**BRIEF**
Copy the data exactly, pictures aside.

>>>>>

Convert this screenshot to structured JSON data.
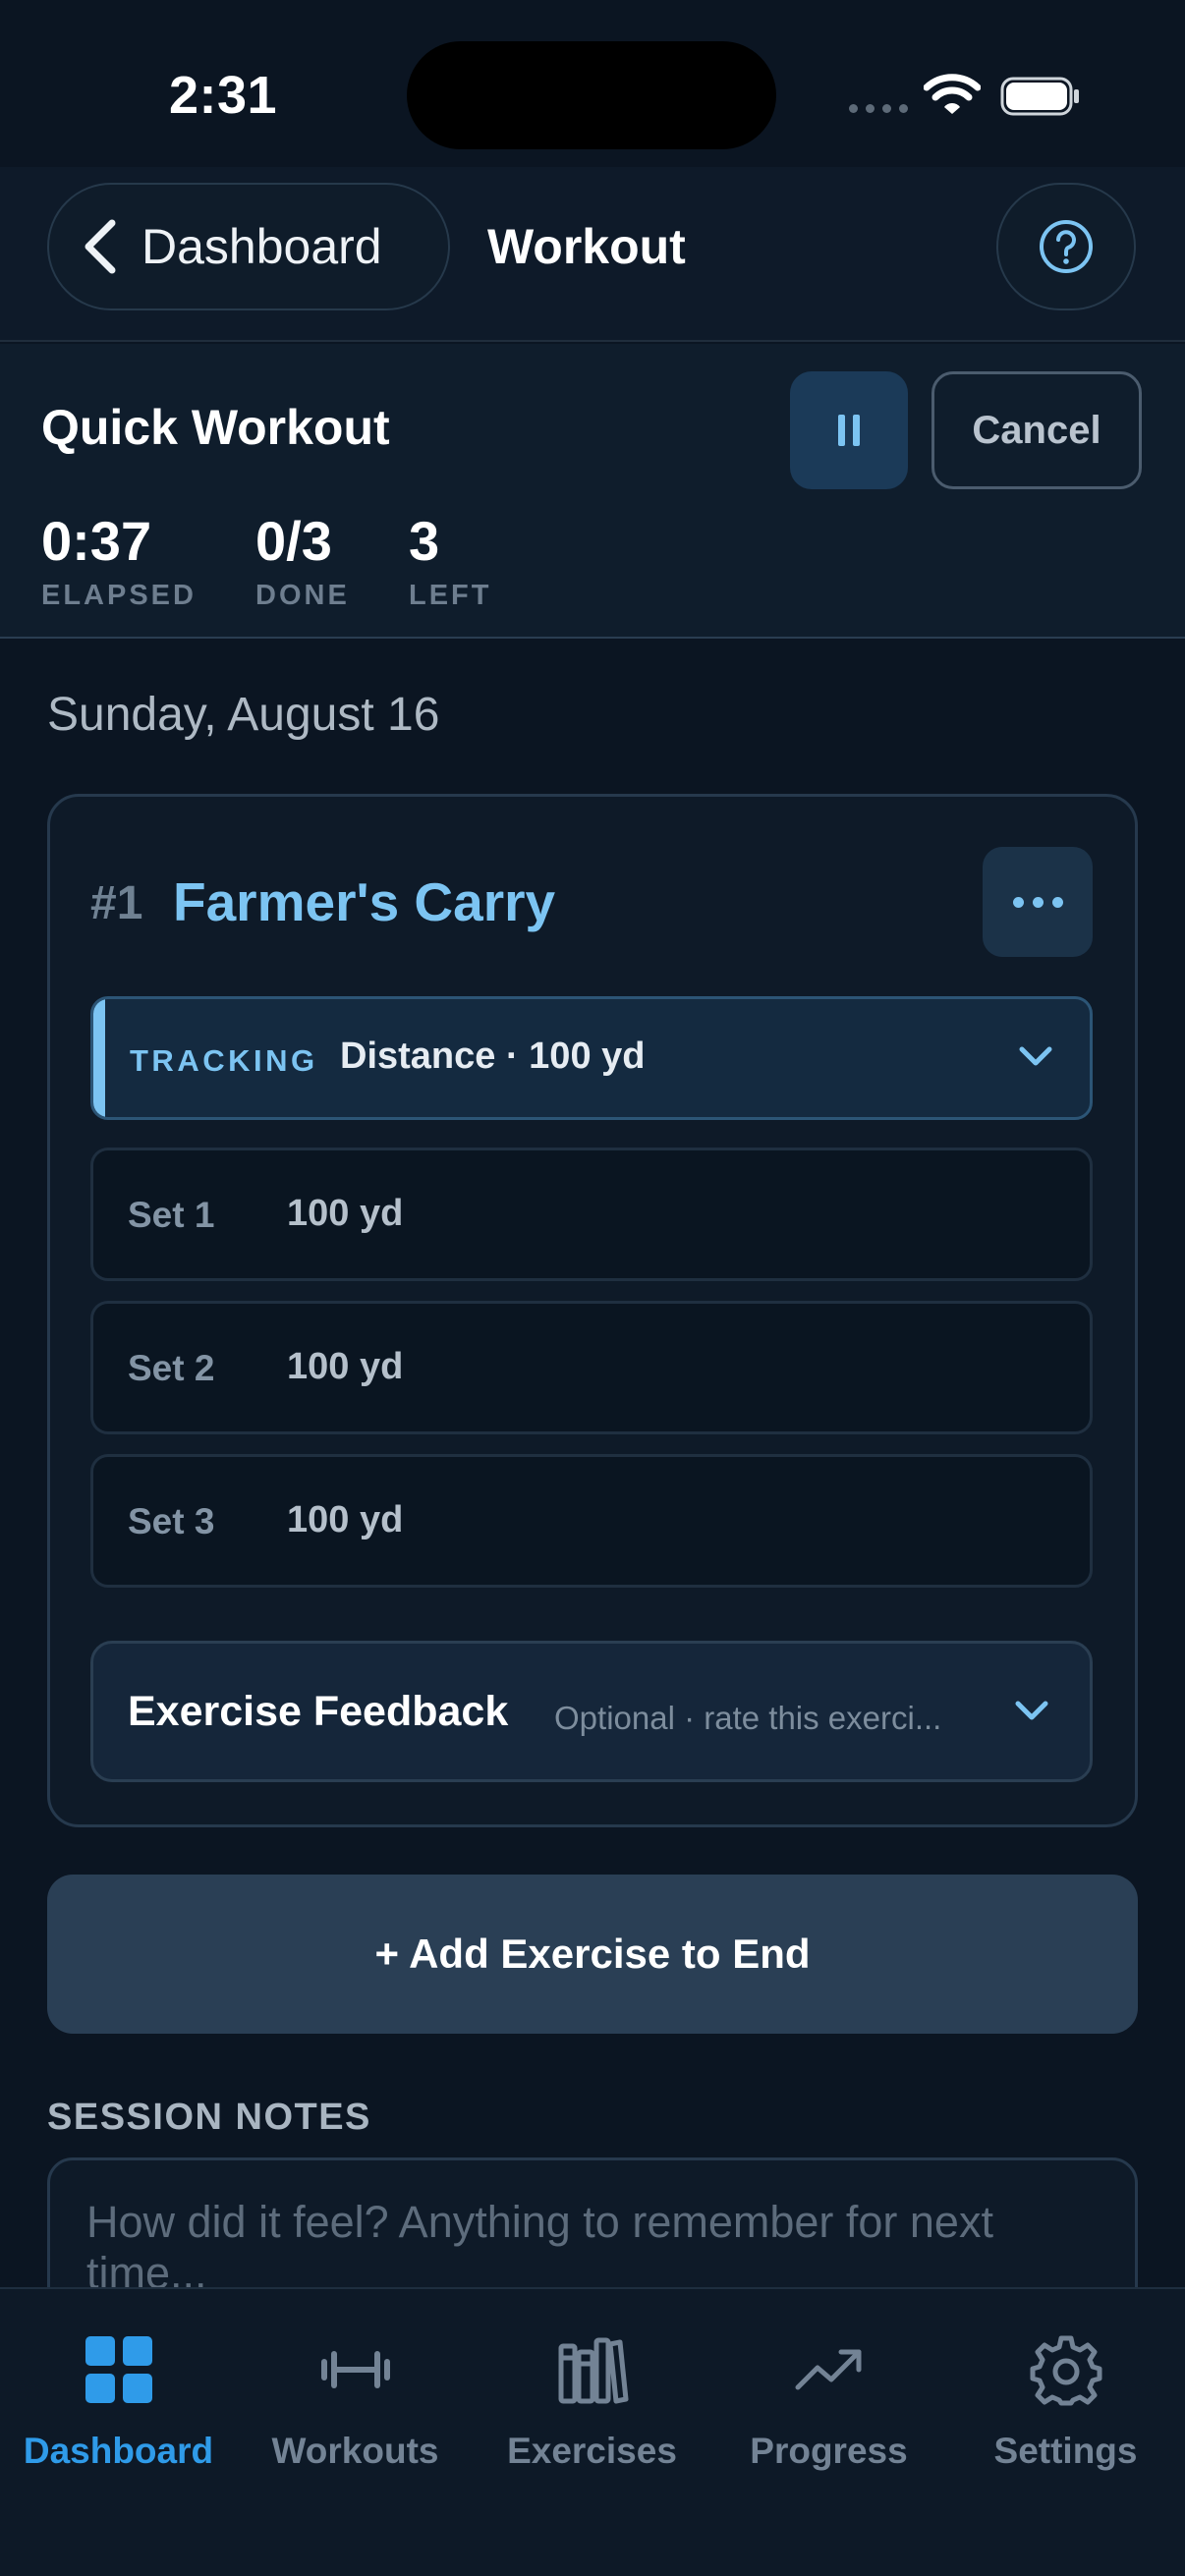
{
  "status_bar": {
    "time": "2:31"
  },
  "nav": {
    "back_label": "Dashboard",
    "title": "Workout",
    "help_icon": "question-circle-icon"
  },
  "workout": {
    "title": "Quick Workout",
    "cancel_label": "Cancel",
    "stats": [
      {
        "value": "0:37",
        "label": "ELAPSED"
      },
      {
        "value": "0/3",
        "label": "DONE"
      },
      {
        "value": "3",
        "label": "LEFT"
      }
    ]
  },
  "date": "Sunday, August 16",
  "exercise": {
    "number": "#1",
    "name": "Farmer's Carry",
    "tracking_label": "TRACKING",
    "tracking_value": "Distance · 100 yd",
    "sets": [
      {
        "label": "Set 1",
        "value": "100 yd"
      },
      {
        "label": "Set 2",
        "value": "100 yd"
      },
      {
        "label": "Set 3",
        "value": "100 yd"
      }
    ],
    "feedback_title": "Exercise Feedback",
    "feedback_hint": "Optional · rate this exerci..."
  },
  "add_exercise_label": "+ Add Exercise to End",
  "notes": {
    "heading": "SESSION NOTES",
    "placeholder": "How did it feel? Anything to remember for next time..."
  },
  "tabs": [
    {
      "label": "Dashboard",
      "icon": "grid-icon",
      "active": true
    },
    {
      "label": "Workouts",
      "icon": "dumbbell-icon",
      "active": false
    },
    {
      "label": "Exercises",
      "icon": "books-icon",
      "active": false
    },
    {
      "label": "Progress",
      "icon": "trend-up-icon",
      "active": false
    },
    {
      "label": "Settings",
      "icon": "gear-icon",
      "active": false
    }
  ],
  "colors": {
    "accent": "#7cc4f2",
    "tab_active": "#2f9be9",
    "background": "#0b1522"
  }
}
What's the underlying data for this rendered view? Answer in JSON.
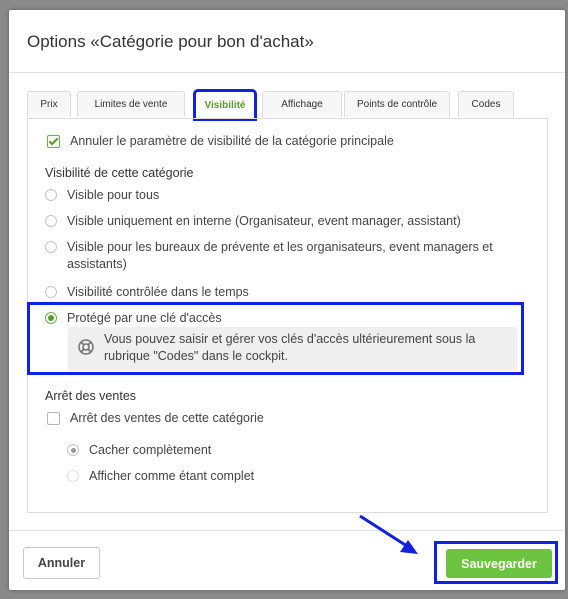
{
  "dialog": {
    "title": "Options «Catégorie pour bon d'achat»"
  },
  "tabs": [
    {
      "label": "Prix",
      "active": false
    },
    {
      "label": "Limites de vente",
      "active": false
    },
    {
      "label": "Visibilité",
      "active": true
    },
    {
      "label": "Affichage",
      "active": false
    },
    {
      "label": "Points de contrôle",
      "active": false
    },
    {
      "label": "Codes",
      "active": false
    }
  ],
  "visibility": {
    "override_parent_label": "Annuler le paramètre de visibilité de la catégorie principale",
    "override_parent_checked": true,
    "section_title": "Visibilité de cette catégorie",
    "options": [
      {
        "label": "Visible pour tous",
        "selected": false
      },
      {
        "label": "Visible uniquement en interne (Organisateur, event manager, assistant)",
        "selected": false
      },
      {
        "label": "Visible pour les bureaux de prévente et les organisateurs, event managers et assistants)",
        "selected": false
      },
      {
        "label": "Visibilité contrôlée dans le temps",
        "selected": false
      },
      {
        "label": "Protégé par une clé d'accès",
        "selected": true
      }
    ],
    "info_text": "Vous pouvez saisir et gérer vos clés d'accès ultérieurement sous la rubrique \"Codes\" dans le cockpit."
  },
  "sales_stop": {
    "section_title": "Arrêt des ventes",
    "checkbox_label": "Arrêt des ventes de cette catégorie",
    "checked": false,
    "options": [
      {
        "label": "Cacher complètement",
        "selected": true
      },
      {
        "label": "Afficher comme étant complet",
        "selected": false
      }
    ]
  },
  "footer": {
    "cancel_label": "Annuler",
    "save_label": "Sauvegarder"
  },
  "colors": {
    "accent_green": "#6cc33f",
    "highlight_blue": "#1220e0"
  }
}
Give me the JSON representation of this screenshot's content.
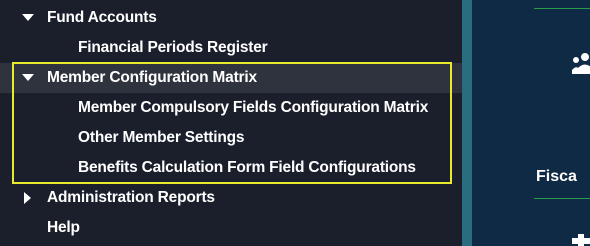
{
  "nav": {
    "items": [
      {
        "label": "Fund Accounts",
        "level": 1,
        "state": "expanded"
      },
      {
        "label": "Financial Periods Register",
        "level": 2
      },
      {
        "label": "Member Configuration Matrix",
        "level": 1,
        "state": "expanded",
        "selected": true
      },
      {
        "label": "Member Compulsory Fields Configuration Matrix",
        "level": 2
      },
      {
        "label": "Other Member Settings",
        "level": 2
      },
      {
        "label": "Benefits Calculation Form Field Configurations",
        "level": 2
      },
      {
        "label": "Administration Reports",
        "level": 1,
        "state": "collapsed"
      },
      {
        "label": "Help",
        "level": 1
      }
    ]
  },
  "right_panel": {
    "partial_title": "Fisca",
    "icons": [
      "users-icon",
      "plus-icon"
    ]
  },
  "colors": {
    "nav_background": "#1a1f2b",
    "selected_row": "#2e333d",
    "highlight_border": "#e8ea2b",
    "divider": "#2a6d80",
    "right_panel_background": "#0f2a44",
    "accent_line": "#2a9a4f",
    "text": "#ffffff"
  }
}
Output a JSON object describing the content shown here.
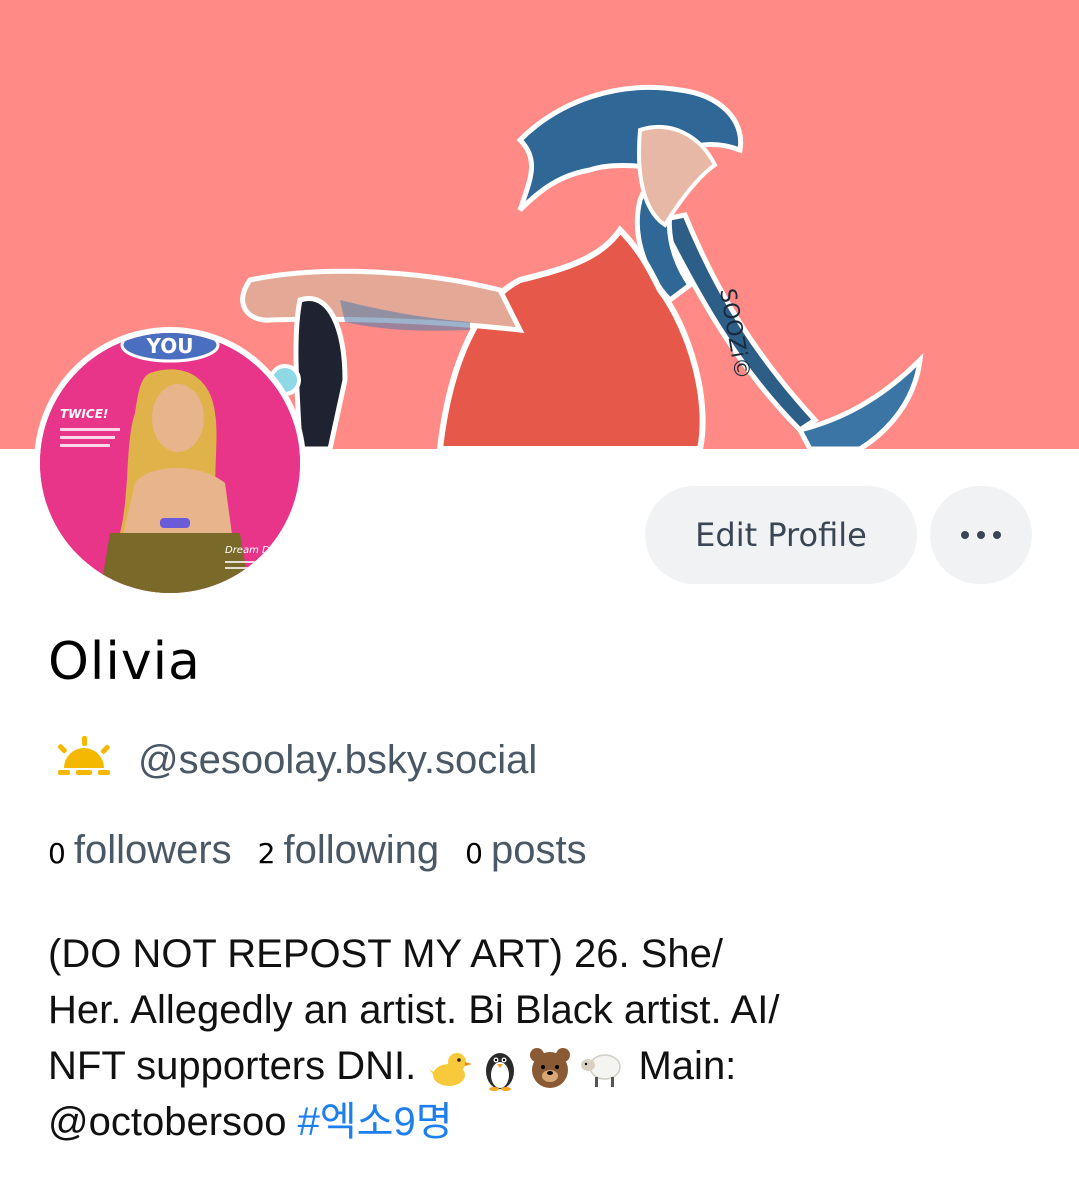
{
  "profile": {
    "display_name": "Olivia",
    "handle": "@sesoolay.bsky.social",
    "banner_signature": "SOOZi©",
    "avatar_text": {
      "title": "YOU",
      "twice": "TWICE!",
      "dream": "Dream Drea"
    },
    "stats": [
      {
        "count": "0",
        "label": "followers"
      },
      {
        "count": "2",
        "label": "following"
      },
      {
        "count": "0",
        "label": "posts"
      }
    ],
    "bio": {
      "line1": "(DO NOT REPOST MY ART) 26. She/",
      "line2": "Her. Allegedly an artist. Bi Black artist. AI/",
      "line3_before": "NFT supporters DNI. ",
      "line3_after": " Main:",
      "line4_mention": "@octobersoo ",
      "hashtag": "#엑소9명",
      "emojis": [
        "chick-icon",
        "penguin-icon",
        "bear-icon",
        "sheep-icon"
      ]
    }
  },
  "actions": {
    "edit_label": "Edit Profile",
    "more_icon": "ellipsis-icon"
  },
  "colors": {
    "banner_bg": "#ff8a86",
    "link": "#1d7ef0",
    "muted_text": "#4a5866",
    "button_bg": "#f0f2f4"
  }
}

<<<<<

**RESPONSE**
Convert this screenshot to structured JSON data.
{
  "status_bar": {
    "time": "2:31"
  },
  "nav": {
    "back_label": "Dashboard",
    "title": "Workout",
    "help_icon": "question-circle-icon"
  },
  "workout": {
    "title": "Quick Workout",
    "cancel_label": "Cancel",
    "stats": [
      {
        "value": "0:37",
        "label": "ELAPSED"
      },
      {
        "value": "0/3",
        "label": "DONE"
      },
      {
        "value": "3",
        "label": "LEFT"
      }
    ]
  },
  "date": "Sunday, August 16",
  "exercise": {
    "number": "#1",
    "name": "Farmer's Carry",
    "tracking_label": "TRACKING",
    "tracking_value": "Distance · 100 yd",
    "sets": [
      {
        "label": "Set 1",
        "value": "100 yd"
      },
      {
        "label": "Set 2",
        "value": "100 yd"
      },
      {
        "label": "Set 3",
        "value": "100 yd"
      }
    ],
    "feedback_title": "Exercise Feedback",
    "feedback_hint": "Optional · rate this exerci..."
  },
  "add_exercise_label": "+ Add Exercise to End",
  "notes": {
    "heading": "SESSION NOTES",
    "placeholder": "How did it feel? Anything to remember for next time..."
  },
  "tabs": [
    {
      "label": "Dashboard",
      "icon": "grid-icon",
      "active": true
    },
    {
      "label": "Workouts",
      "icon": "dumbbell-icon",
      "active": false
    },
    {
      "label": "Exercises",
      "icon": "books-icon",
      "active": false
    },
    {
      "label": "Progress",
      "icon": "trend-up-icon",
      "active": false
    },
    {
      "label": "Settings",
      "icon": "gear-icon",
      "active": false
    }
  ],
  "colors": {
    "accent": "#7cc4f2",
    "tab_active": "#2f9be9",
    "background": "#0b1522"
  }
}
What's the underlying data for this rendered view? Answer in JSON.
{
  "dialog": {
    "title": "Options «Catégorie pour bon d'achat»"
  },
  "tabs": [
    {
      "label": "Prix",
      "active": false
    },
    {
      "label": "Limites de vente",
      "active": false
    },
    {
      "label": "Visibilité",
      "active": true
    },
    {
      "label": "Affichage",
      "active": false
    },
    {
      "label": "Points de contrôle",
      "active": false
    },
    {
      "label": "Codes",
      "active": false
    }
  ],
  "visibility": {
    "override_parent_label": "Annuler le paramètre de visibilité de la catégorie principale",
    "override_parent_checked": true,
    "section_title": "Visibilité de cette catégorie",
    "options": [
      {
        "label": "Visible pour tous",
        "selected": false
      },
      {
        "label": "Visible uniquement en interne (Organisateur, event manager, assistant)",
        "selected": false
      },
      {
        "label": "Visible pour les bureaux de prévente et les organisateurs, event managers et assistants)",
        "selected": false
      },
      {
        "label": "Visibilité contrôlée dans le temps",
        "selected": false
      },
      {
        "label": "Protégé par une clé d'accès",
        "selected": true
      }
    ],
    "info_text": "Vous pouvez saisir et gérer vos clés d'accès ultérieurement sous la rubrique \"Codes\" dans le cockpit."
  },
  "sales_stop": {
    "section_title": "Arrêt des ventes",
    "checkbox_label": "Arrêt des ventes de cette catégorie",
    "checked": false,
    "options": [
      {
        "label": "Cacher complètement",
        "selected": true
      },
      {
        "label": "Afficher comme étant complet",
        "selected": false
      }
    ]
  },
  "footer": {
    "cancel_label": "Annuler",
    "save_label": "Sauvegarder"
  },
  "colors": {
    "accent_green": "#6cc33f",
    "highlight_blue": "#1220e0"
  }
}
Give me the JSON representation of this screenshot's content.
{
  "nav": {
    "items": [
      {
        "label": "Fund Accounts",
        "level": 1,
        "state": "expanded"
      },
      {
        "label": "Financial Periods Register",
        "level": 2
      },
      {
        "label": "Member Configuration Matrix",
        "level": 1,
        "state": "expanded",
        "selected": true
      },
      {
        "label": "Member Compulsory Fields Configuration Matrix",
        "level": 2
      },
      {
        "label": "Other Member Settings",
        "level": 2
      },
      {
        "label": "Benefits Calculation Form Field Configurations",
        "level": 2
      },
      {
        "label": "Administration Reports",
        "level": 1,
        "state": "collapsed"
      },
      {
        "label": "Help",
        "level": 1
      }
    ]
  },
  "right_panel": {
    "partial_title": "Fisca",
    "icons": [
      "users-icon",
      "plus-icon"
    ]
  },
  "colors": {
    "nav_background": "#1a1f2b",
    "selected_row": "#2e333d",
    "highlight_border": "#e8ea2b",
    "divider": "#2a6d80",
    "right_panel_background": "#0f2a44",
    "accent_line": "#2a9a4f",
    "text": "#ffffff"
  }
}
Output a JSON object describing the content shown here.
{
  "profile": {
    "display_name": "Olivia",
    "handle": "@sesoolay.bsky.social",
    "banner_signature": "SOOZi©",
    "avatar_text": {
      "title": "YOU",
      "twice": "TWICE!",
      "dream": "Dream Drea"
    },
    "stats": [
      {
        "count": "0",
        "label": "followers"
      },
      {
        "count": "2",
        "label": "following"
      },
      {
        "count": "0",
        "label": "posts"
      }
    ],
    "bio": {
      "line1": "(DO NOT REPOST MY ART) 26. She/",
      "line2": "Her. Allegedly an artist. Bi Black artist. AI/",
      "line3_before": "NFT supporters DNI. ",
      "line3_after": " Main:",
      "line4_mention": "@octobersoo ",
      "hashtag": "#엑소9명",
      "emojis": [
        "chick-icon",
        "penguin-icon",
        "bear-icon",
        "sheep-icon"
      ]
    }
  },
  "actions": {
    "edit_label": "Edit Profile",
    "more_icon": "ellipsis-icon"
  },
  "colors": {
    "banner_bg": "#ff8a86",
    "link": "#1d7ef0",
    "muted_text": "#4a5866",
    "button_bg": "#f0f2f4"
  }
}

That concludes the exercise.